⟨

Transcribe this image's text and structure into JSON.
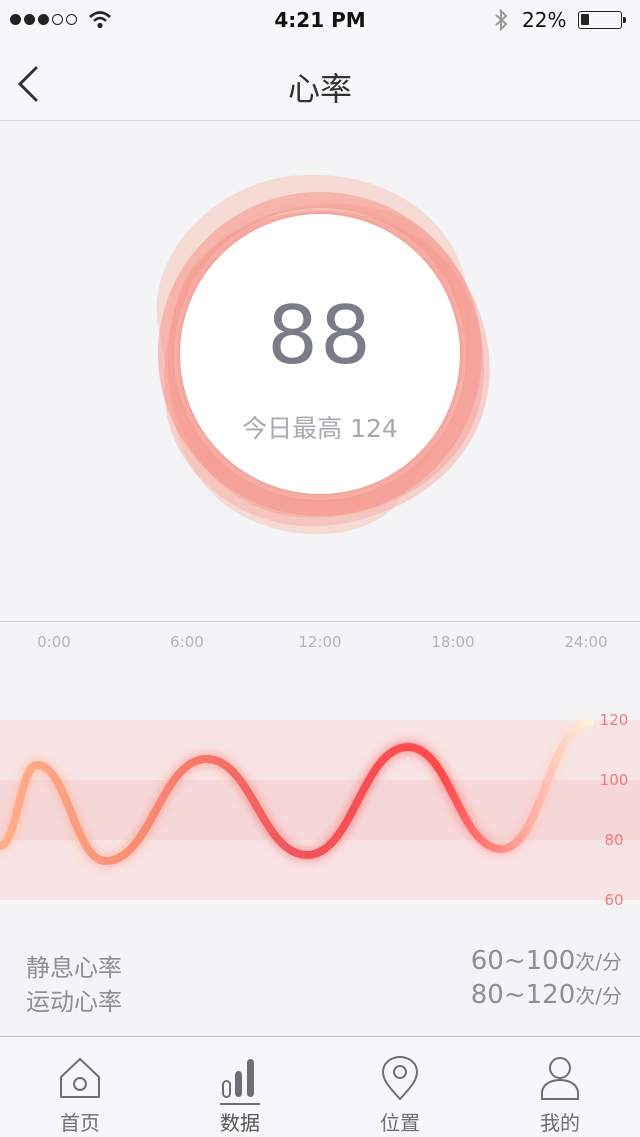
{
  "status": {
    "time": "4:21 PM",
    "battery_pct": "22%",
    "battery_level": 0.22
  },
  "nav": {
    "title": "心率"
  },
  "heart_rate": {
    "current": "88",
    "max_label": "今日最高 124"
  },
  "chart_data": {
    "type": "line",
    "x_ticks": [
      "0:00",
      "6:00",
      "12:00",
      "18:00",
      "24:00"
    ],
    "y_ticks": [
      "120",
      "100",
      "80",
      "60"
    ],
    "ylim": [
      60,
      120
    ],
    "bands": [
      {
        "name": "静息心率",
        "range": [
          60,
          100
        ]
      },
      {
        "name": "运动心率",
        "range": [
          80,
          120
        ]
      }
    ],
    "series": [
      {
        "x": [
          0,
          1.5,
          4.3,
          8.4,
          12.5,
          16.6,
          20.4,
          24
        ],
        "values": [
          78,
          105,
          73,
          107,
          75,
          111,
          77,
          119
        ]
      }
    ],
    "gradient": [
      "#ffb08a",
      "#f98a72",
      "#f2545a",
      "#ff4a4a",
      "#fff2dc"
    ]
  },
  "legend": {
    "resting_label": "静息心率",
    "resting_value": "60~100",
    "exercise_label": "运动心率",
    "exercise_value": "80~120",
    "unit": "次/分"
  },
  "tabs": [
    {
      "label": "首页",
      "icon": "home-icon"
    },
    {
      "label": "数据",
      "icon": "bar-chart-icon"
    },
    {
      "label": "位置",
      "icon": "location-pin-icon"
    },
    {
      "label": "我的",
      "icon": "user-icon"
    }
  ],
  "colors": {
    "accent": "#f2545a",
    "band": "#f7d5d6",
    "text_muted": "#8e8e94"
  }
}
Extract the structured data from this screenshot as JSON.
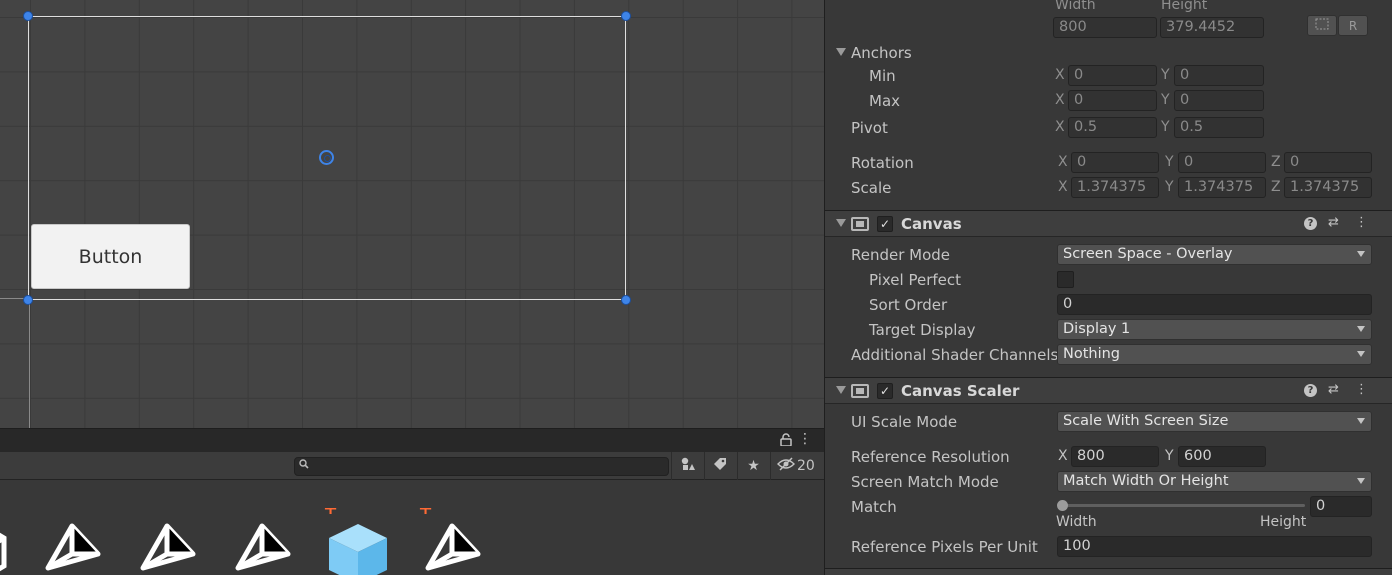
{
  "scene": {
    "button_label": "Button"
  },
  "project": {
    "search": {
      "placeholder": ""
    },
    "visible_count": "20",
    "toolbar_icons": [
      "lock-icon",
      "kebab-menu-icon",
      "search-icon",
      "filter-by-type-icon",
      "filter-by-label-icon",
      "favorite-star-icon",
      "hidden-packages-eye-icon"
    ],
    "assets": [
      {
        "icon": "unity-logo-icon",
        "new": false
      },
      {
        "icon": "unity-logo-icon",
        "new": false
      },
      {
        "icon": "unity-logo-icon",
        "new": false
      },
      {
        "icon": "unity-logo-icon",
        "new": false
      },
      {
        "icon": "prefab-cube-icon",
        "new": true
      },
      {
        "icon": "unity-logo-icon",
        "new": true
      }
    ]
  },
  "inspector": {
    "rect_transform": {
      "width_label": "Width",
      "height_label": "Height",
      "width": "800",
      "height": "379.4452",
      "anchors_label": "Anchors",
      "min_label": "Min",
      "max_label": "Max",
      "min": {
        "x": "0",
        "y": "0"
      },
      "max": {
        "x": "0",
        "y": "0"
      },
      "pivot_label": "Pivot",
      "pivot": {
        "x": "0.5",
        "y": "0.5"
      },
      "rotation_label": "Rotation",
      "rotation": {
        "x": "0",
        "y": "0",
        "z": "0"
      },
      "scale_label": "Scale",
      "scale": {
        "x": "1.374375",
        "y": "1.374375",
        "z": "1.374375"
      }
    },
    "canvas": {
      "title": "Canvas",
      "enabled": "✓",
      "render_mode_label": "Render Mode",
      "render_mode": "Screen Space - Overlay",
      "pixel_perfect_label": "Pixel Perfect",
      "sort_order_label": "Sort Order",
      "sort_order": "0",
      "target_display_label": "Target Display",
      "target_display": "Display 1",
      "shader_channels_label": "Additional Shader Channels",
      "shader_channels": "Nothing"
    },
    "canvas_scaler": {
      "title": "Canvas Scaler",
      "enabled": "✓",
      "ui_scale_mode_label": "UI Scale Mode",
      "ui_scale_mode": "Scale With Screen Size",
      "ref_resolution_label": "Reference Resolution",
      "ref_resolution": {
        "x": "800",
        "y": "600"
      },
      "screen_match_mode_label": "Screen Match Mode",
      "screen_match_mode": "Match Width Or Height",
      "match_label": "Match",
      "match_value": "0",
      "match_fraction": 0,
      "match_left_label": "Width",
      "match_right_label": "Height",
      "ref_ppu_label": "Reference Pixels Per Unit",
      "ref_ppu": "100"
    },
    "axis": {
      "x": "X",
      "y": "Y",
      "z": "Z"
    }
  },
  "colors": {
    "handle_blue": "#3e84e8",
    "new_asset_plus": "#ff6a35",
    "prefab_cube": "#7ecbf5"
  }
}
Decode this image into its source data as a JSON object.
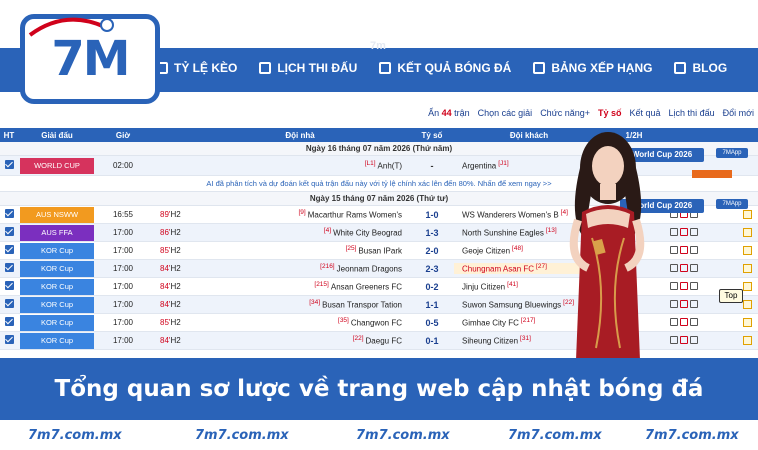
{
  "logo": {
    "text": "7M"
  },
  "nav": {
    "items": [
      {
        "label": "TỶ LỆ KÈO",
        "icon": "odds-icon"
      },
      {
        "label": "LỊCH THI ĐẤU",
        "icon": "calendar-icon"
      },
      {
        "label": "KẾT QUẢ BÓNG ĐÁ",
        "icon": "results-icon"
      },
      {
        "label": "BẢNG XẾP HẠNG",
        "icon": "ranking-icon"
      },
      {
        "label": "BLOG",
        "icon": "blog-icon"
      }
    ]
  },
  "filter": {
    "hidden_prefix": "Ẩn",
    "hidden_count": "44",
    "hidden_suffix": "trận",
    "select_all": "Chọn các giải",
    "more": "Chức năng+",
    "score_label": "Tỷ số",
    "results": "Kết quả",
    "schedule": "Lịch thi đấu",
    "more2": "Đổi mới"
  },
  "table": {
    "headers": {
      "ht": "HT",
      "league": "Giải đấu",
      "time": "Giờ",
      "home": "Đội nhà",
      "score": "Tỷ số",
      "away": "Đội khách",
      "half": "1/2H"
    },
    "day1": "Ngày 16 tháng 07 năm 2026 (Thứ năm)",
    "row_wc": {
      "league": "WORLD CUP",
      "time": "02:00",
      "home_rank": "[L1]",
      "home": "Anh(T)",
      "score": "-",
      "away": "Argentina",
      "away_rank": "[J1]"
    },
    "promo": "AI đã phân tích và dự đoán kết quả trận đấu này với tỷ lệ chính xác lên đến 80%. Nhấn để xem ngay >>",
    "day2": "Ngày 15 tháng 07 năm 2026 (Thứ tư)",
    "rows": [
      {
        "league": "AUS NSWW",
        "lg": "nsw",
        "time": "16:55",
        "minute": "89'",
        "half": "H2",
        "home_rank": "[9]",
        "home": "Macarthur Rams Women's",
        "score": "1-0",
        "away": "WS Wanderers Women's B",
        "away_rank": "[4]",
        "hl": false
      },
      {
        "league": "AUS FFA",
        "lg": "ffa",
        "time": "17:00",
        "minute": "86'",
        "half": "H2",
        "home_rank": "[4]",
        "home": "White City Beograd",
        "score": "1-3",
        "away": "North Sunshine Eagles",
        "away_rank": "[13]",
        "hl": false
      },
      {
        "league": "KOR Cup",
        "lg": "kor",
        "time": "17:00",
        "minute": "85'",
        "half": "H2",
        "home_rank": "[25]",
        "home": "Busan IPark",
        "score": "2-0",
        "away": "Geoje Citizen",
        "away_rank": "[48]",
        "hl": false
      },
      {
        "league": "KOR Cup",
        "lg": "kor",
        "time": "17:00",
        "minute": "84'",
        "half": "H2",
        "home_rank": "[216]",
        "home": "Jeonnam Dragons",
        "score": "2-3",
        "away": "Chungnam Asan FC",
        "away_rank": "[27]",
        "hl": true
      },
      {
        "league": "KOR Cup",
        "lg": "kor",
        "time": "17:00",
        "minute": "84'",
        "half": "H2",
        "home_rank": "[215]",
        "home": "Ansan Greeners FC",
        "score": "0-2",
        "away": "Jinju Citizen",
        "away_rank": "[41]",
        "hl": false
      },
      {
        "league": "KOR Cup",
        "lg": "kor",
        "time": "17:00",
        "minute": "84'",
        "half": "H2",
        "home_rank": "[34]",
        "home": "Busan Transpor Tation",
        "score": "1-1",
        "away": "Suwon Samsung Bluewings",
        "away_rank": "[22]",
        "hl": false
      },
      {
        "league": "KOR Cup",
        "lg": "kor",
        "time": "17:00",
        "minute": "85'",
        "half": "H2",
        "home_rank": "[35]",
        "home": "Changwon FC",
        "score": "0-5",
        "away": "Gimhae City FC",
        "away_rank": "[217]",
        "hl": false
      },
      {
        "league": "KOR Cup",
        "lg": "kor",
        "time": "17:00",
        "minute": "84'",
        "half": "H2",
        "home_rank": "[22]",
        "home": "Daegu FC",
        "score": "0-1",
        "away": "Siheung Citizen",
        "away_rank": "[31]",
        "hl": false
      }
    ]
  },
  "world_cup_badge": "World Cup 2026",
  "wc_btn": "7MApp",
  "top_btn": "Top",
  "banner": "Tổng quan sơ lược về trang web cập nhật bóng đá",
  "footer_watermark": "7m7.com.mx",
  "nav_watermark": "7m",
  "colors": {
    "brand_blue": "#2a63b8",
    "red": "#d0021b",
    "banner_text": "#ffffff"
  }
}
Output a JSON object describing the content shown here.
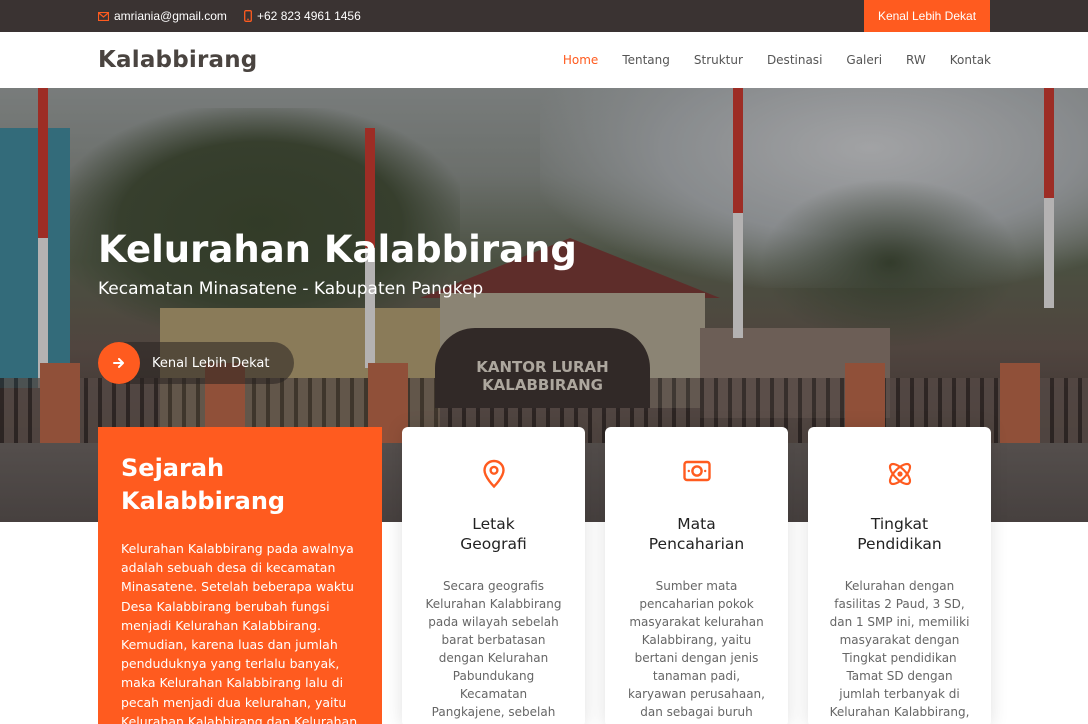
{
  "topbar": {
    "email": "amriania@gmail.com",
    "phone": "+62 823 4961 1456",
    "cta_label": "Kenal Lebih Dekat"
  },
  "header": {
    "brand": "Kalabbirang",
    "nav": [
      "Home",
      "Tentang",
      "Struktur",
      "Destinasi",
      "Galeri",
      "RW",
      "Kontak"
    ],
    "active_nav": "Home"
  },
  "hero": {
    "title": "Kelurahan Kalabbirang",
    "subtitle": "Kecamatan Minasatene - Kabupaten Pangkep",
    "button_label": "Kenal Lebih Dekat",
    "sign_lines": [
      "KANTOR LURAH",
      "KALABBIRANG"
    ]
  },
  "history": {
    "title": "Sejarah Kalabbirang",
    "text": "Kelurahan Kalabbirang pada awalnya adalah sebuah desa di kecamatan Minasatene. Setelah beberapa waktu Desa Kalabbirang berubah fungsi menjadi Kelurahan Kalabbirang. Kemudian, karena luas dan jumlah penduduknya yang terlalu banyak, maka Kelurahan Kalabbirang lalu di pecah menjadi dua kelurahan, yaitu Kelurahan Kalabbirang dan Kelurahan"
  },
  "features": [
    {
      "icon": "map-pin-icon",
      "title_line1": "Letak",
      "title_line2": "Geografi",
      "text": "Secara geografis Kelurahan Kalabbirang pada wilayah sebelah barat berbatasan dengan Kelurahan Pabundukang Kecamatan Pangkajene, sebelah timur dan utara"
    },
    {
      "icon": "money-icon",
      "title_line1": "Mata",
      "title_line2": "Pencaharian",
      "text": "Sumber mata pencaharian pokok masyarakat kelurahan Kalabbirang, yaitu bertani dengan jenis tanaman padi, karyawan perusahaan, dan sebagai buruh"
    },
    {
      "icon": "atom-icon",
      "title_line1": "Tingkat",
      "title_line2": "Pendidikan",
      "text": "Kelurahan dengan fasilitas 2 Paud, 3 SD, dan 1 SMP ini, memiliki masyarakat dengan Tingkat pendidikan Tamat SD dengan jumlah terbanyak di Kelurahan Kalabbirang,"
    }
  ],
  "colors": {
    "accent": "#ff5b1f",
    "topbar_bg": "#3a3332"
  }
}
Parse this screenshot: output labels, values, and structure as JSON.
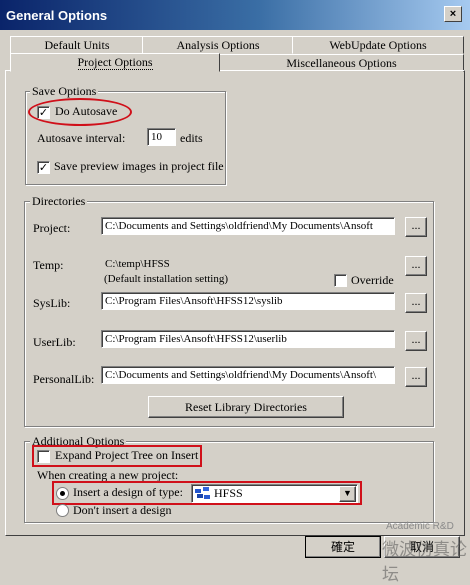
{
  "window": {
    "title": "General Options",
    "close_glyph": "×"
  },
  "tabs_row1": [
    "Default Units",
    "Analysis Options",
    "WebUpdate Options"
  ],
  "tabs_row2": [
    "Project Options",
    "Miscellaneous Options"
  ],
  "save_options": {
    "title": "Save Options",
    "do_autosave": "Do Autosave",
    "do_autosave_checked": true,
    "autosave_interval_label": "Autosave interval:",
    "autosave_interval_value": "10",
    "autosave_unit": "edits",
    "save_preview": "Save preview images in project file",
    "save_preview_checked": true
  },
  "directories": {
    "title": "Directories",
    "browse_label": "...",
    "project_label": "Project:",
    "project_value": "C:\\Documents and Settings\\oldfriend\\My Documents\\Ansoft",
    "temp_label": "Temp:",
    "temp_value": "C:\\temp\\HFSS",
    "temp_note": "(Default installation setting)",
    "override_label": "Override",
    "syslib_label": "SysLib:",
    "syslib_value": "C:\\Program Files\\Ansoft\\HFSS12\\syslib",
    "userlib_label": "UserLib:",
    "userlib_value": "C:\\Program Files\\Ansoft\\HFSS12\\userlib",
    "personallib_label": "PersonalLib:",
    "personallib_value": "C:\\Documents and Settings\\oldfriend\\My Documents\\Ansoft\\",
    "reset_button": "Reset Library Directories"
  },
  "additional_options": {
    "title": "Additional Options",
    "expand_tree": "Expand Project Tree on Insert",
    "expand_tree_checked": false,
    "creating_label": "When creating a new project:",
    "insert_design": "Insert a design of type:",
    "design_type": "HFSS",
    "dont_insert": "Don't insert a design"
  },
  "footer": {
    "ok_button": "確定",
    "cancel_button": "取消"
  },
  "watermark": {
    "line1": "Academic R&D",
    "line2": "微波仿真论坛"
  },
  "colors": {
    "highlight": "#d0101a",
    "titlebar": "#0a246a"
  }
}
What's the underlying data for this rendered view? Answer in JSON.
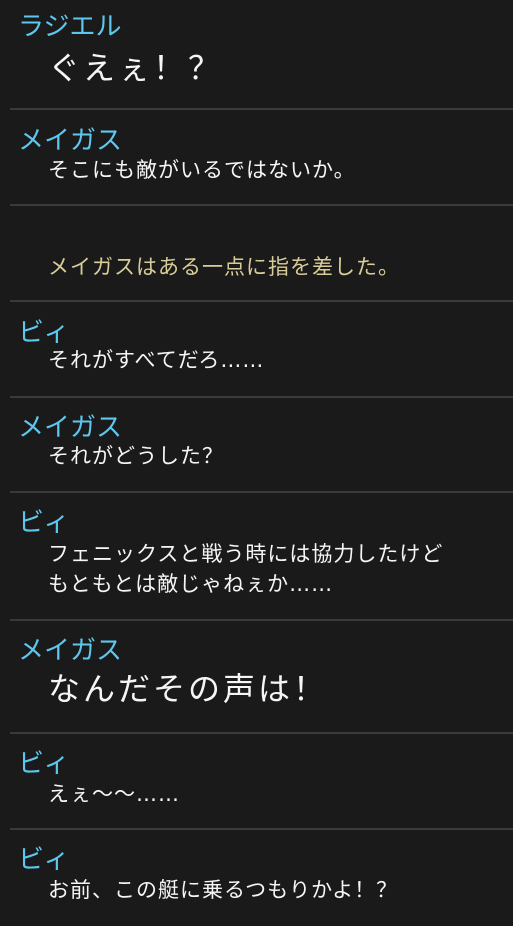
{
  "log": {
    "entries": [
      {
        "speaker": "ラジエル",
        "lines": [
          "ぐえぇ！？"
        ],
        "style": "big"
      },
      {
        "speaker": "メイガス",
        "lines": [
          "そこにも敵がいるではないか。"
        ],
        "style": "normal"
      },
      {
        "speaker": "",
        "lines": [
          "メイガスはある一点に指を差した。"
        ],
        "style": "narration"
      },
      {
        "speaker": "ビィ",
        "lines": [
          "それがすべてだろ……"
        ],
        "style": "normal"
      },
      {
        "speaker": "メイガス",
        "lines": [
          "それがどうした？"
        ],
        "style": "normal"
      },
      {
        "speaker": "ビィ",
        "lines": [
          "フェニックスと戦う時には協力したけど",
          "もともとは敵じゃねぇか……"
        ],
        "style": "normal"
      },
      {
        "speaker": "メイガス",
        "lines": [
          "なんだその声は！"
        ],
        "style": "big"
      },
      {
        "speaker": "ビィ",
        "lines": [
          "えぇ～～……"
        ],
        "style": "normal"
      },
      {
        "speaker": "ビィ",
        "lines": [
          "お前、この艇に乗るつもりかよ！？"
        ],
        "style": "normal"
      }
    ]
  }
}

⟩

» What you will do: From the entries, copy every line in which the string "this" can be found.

» Expected output:
Transcribe this image's text and structure into JSON.
Extract the structured data from this screenshot as JSON.
Decode this image into its source data as a JSON object.
Parse this screenshot: output labels, values, and structure as JSON.
What's the underlying data for this rendered view? Answer in JSON.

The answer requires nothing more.